, Jitendra Mahakud
Published in SAGE
Volume: 7
Issue: 3
Pages: 315 - 349
The basic objective of this article is to evaluate the pricing implications of market-wide investor sentiment risk for cross-sectional return variations of Indian listed companies across industry groups. A multivariate time-series regression approach has been used to examine the impact of sentiment risk on stock return behaviour in the presence of other market-wide systematic risk factors. Our results suggest that the role of sentiment risk in the determination of a cross-section of stock returns is not uniform across the test asset portfolios formed on the basis of size, book-to-market equity, liquidity and momentum characteristics. For all portfolios, the impact of sentiment risk on the cross-section of stock returns behaviour has been disproportionately negative. The effect holds even after controlling for systematic market-wide risk factors. Although the impact of sentiment risk on industry-shorted portfolio returns persists in accordance with the theoretical argument, the cross-sectional variation with respect to different industries has been heavily dependent on the availability of stocks in that particular industry. The commonality of the sentiment effect across industry is not similar, as it is for the aggregate market.

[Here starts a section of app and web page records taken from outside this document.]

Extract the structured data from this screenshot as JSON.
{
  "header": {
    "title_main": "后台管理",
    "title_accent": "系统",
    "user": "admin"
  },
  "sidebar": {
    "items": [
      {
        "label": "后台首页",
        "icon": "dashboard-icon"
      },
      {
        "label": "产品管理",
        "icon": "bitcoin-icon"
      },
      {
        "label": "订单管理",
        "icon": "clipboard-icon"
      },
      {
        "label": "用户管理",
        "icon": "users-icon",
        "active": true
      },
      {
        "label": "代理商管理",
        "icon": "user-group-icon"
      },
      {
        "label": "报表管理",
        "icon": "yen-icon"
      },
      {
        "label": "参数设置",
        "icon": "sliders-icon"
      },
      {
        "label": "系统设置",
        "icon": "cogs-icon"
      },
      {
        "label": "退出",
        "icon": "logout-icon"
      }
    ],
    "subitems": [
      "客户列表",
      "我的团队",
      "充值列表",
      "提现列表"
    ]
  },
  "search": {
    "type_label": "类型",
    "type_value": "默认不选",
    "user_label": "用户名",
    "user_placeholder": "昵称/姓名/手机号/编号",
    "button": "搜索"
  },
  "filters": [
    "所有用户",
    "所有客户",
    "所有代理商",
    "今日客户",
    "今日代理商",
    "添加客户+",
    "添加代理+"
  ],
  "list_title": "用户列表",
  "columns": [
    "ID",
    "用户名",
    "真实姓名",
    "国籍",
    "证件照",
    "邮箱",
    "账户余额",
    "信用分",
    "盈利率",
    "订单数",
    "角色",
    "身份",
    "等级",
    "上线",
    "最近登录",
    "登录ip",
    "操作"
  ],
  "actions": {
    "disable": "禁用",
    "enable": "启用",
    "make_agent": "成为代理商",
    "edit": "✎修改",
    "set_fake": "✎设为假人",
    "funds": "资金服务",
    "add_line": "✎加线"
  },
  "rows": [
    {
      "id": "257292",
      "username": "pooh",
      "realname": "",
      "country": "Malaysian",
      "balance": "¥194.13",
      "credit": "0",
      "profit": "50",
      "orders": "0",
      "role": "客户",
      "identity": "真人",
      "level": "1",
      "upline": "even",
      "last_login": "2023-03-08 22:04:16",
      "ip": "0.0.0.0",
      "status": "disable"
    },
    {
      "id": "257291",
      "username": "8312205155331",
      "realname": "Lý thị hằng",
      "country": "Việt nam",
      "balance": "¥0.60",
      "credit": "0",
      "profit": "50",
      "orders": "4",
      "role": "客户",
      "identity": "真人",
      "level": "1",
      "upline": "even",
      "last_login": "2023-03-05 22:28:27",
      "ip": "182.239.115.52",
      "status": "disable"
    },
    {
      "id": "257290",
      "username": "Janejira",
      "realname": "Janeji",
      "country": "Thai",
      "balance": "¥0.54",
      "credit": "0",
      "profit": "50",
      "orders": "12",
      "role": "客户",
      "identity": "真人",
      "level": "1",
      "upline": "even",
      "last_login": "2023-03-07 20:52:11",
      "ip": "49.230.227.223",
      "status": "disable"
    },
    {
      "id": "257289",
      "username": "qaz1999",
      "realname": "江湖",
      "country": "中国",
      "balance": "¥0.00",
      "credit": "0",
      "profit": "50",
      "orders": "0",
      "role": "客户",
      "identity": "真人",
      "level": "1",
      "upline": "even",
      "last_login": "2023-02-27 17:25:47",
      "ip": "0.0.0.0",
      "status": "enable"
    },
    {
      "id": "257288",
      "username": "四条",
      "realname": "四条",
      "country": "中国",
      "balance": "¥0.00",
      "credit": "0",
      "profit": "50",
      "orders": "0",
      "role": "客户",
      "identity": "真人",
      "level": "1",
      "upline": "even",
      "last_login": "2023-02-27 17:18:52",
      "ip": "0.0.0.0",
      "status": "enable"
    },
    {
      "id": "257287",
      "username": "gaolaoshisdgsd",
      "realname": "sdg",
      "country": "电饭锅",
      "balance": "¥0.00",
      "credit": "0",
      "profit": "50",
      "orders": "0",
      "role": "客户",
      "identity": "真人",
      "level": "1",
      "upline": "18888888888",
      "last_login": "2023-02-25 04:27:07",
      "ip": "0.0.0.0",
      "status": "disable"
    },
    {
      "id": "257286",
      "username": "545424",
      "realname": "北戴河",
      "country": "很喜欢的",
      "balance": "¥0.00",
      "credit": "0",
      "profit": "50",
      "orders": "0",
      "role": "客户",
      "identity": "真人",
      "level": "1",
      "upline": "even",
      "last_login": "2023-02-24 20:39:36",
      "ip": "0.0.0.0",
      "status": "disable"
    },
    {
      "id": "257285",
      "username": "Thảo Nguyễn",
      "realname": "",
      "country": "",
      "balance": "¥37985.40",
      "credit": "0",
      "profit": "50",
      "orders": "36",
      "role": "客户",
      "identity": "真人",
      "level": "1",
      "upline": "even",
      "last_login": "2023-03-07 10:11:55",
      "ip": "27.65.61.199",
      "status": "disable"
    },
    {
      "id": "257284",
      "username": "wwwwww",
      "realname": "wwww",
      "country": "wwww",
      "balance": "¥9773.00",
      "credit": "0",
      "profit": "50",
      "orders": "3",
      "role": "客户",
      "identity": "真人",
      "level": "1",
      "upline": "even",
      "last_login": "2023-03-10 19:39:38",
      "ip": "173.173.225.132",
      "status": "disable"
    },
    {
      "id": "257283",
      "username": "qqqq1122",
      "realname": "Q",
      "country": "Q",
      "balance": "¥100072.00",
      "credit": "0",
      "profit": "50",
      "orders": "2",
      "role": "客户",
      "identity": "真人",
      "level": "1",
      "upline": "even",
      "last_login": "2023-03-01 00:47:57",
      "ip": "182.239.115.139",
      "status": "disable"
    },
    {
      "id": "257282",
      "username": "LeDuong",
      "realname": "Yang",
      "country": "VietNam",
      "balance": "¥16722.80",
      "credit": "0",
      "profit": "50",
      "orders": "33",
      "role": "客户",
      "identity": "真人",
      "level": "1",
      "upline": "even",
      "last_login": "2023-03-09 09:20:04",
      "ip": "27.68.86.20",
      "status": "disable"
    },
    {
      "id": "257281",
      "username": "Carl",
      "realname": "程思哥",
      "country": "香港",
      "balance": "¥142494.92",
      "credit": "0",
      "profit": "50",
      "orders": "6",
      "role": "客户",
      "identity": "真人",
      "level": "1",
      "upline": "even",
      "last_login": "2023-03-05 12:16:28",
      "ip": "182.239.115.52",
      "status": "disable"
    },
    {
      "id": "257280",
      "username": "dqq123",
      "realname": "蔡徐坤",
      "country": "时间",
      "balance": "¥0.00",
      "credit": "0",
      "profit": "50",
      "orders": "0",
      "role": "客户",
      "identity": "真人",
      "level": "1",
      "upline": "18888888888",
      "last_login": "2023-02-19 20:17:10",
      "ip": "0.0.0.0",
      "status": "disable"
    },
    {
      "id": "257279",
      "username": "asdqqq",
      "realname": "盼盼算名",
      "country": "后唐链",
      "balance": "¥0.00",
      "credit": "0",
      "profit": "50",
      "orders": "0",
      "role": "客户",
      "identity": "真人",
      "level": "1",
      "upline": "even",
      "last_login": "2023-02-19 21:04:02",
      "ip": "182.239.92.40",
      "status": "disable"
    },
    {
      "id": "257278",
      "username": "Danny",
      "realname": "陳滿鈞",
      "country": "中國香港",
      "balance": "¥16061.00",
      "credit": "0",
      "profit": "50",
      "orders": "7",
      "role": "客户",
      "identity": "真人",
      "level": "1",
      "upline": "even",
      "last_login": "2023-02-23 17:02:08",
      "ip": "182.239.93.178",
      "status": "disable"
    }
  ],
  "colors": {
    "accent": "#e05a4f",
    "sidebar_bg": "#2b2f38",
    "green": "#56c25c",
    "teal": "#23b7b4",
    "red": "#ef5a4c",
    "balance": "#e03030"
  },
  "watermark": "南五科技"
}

The results suggest that generalisation of the hard-to-value and difficult-to-arbitrage argument must be judged with caution, keeping the industry effects in mind.
About the journal
JournalData powered by TypesetMargin: The Journal of Applied Economic Research
PublisherData powered by TypesetSAGE
Open AccessNo